▶ _Input data_:
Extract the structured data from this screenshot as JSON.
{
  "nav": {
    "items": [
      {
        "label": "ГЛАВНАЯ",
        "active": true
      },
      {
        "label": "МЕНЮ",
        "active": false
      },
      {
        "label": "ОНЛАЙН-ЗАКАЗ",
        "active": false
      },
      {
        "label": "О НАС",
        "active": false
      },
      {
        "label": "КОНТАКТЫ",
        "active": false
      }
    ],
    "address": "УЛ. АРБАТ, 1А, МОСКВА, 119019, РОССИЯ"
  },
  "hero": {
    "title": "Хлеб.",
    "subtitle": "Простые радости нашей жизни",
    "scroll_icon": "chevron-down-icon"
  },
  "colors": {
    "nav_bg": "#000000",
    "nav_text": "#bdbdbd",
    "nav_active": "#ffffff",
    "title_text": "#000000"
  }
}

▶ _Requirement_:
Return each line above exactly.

▶ _Exercise result_:
Extract the structured data from this screenshot as JSON.
{
  "nav": {
    "items": [
      {
        "label": "ГЛАВНАЯ",
        "active": true
      },
      {
        "label": "МЕНЮ",
        "active": false
      },
      {
        "label": "ОНЛАЙН-ЗАКАЗ",
        "active": false
      },
      {
        "label": "О НАС",
        "active": false
      },
      {
        "label": "КОНТАКТЫ",
        "active": false
      }
    ],
    "address": "УЛ. АРБАТ, 1А, МОСКВА, 119019, РОССИЯ"
  },
  "hero": {
    "title": "Хлеб.",
    "subtitle": "Простые радости нашей жизни",
    "scroll_icon": "chevron-down-icon"
  },
  "colors": {
    "nav_bg": "#000000",
    "nav_text": "#bdbdbd",
    "nav_active": "#ffffff",
    "title_text": "#000000"
  }
}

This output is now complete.